Review prenatal stuff!!! Toxemia etc. I guess.

14

Role of the Prefrontal Cortex in scz

▪ Schizophrenia is associated with abnormalities in the prefrontal cortex.
▪ Negative symptoms are caused by hypofrontality: decreased activity of the dorsolateral prefrontal cortex (Weinberger, 1988).

• Schizophrenic patients perform poorly on neuropsychological tests of prefrontal function.

15

Hypofrontality is caused by a?

‘decrease’ in dopamine release in the prefrontal cortex

▪ In monkeys, destruction of the dopaminergic input to the prefrontal cortex leads to cognitive dysfunction

▪ Infusing dopamine antagonists directly into the monkey dorsolateral prefrontal cortex produced cognitive impairments similar to those observed following prefrontal lesions

16

Effect of PCP on cognitive symptoms of scz?

▪ Phencyclidine (PCP) and ketamine (NMDA receptor antagonists) elicits the full range of symptoms of schizophrenia.

▪ PCP treated monkeys show ‘barrier reaches’ in the object retrieval task instead of normal detour reaches
(Jentsch et al., 1997). Barrier reach, hit box.
▪ Monkeys with prefrontal lesions also show impairments in this task (Diamond, 1997).
▪ Atypical antispychotics improve performance of PCP treated monkeys.

17

The role of NMDA in schizophrenia

▪ PCP causes hypofrontality.
▪ Dopamine and NMDA receptors are intimately related:
- NMDA receptor activation triggers the insertion of dopamine receptors into the membranes of dendritic spines;
- Activation of dopamine receptors increases NMDA receptor efficacy.
▪ Thus, by inhibiting NMDA receptors, PCP suppresses prefrontal activity either directly or indirectly via dopamine receptors

18

Why does hypoactivity of NMDA and dopamine receptors of the prefrontal cortex, cause positive symptoms of schizophrenia which are due to hyperactivity of the dopamine neurons of the mesolimbic pathway?

Prefrontal hypoactivity causes hyperactivity of the mesolimbic dopamine neurons

Why dealing with negative symptoms first is important, so positive do not arise.

19

The prefrontal cortex has excitatory and inhibitory connections with the VTA

▪ ▪
The prefrontal cortex sends glutamatergic (excitatory) neurons to the VTA which project back to the prefrontal cortex.

The PFC also forms synapses with GABAergic (inhibitory) neurons to the VTA which inhibit the dopamine neurons projecting to nucleus accumbens.

20

There is an inverse relationship between the prefrontal cortex and the nucleus accumbens

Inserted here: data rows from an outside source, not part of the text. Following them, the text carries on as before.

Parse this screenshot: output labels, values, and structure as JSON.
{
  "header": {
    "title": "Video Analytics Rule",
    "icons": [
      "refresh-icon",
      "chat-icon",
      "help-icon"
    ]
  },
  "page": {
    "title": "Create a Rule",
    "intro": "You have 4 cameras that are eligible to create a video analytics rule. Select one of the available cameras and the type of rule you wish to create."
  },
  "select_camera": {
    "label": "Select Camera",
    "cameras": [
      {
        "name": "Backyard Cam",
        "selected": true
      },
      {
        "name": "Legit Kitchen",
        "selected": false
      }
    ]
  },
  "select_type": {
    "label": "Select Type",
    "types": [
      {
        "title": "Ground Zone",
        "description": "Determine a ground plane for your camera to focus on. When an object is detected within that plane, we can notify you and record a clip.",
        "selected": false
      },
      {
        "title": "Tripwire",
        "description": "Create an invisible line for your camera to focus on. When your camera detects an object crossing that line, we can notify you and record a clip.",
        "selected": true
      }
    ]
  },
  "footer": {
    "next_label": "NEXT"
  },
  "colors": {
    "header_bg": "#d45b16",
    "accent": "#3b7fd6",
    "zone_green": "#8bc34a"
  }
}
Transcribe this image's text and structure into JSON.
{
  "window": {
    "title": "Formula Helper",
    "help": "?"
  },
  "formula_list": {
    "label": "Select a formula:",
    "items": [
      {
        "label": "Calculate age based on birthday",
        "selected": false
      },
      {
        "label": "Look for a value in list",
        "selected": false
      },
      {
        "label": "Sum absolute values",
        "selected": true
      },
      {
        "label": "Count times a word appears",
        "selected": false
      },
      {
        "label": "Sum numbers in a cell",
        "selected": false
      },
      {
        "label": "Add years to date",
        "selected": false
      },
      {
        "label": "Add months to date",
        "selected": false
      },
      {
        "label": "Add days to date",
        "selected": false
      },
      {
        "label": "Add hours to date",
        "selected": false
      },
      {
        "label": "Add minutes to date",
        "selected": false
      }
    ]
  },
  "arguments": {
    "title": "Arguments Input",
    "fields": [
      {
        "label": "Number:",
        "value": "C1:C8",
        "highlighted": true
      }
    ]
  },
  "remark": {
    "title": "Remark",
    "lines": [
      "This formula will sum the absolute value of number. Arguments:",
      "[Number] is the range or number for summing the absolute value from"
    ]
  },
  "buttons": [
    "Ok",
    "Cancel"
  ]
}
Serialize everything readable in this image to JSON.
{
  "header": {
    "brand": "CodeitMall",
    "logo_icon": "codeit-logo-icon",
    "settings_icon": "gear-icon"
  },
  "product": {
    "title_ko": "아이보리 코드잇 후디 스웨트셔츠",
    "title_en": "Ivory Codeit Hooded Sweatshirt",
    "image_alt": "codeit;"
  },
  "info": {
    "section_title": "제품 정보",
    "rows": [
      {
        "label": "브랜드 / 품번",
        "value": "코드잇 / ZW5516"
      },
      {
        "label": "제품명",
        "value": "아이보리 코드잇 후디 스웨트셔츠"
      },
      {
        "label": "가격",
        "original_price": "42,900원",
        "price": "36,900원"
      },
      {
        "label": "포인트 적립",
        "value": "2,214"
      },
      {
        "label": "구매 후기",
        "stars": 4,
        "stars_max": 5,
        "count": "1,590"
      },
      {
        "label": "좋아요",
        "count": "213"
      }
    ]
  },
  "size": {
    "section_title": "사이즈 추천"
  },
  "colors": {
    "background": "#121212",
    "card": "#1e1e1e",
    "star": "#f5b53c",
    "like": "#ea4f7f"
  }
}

Stimulation of the prefrontal cortex inhibits the release of DA in the nucleus accumbens

By contrast, deactivating the prefrontal cortex (by infusing PCP or dopamine antagonists), increases dopamine release in the nucleus accumbens

Hypofrontality causes hyperactivity of the mesolimbic pathway which leads to positive symptoms.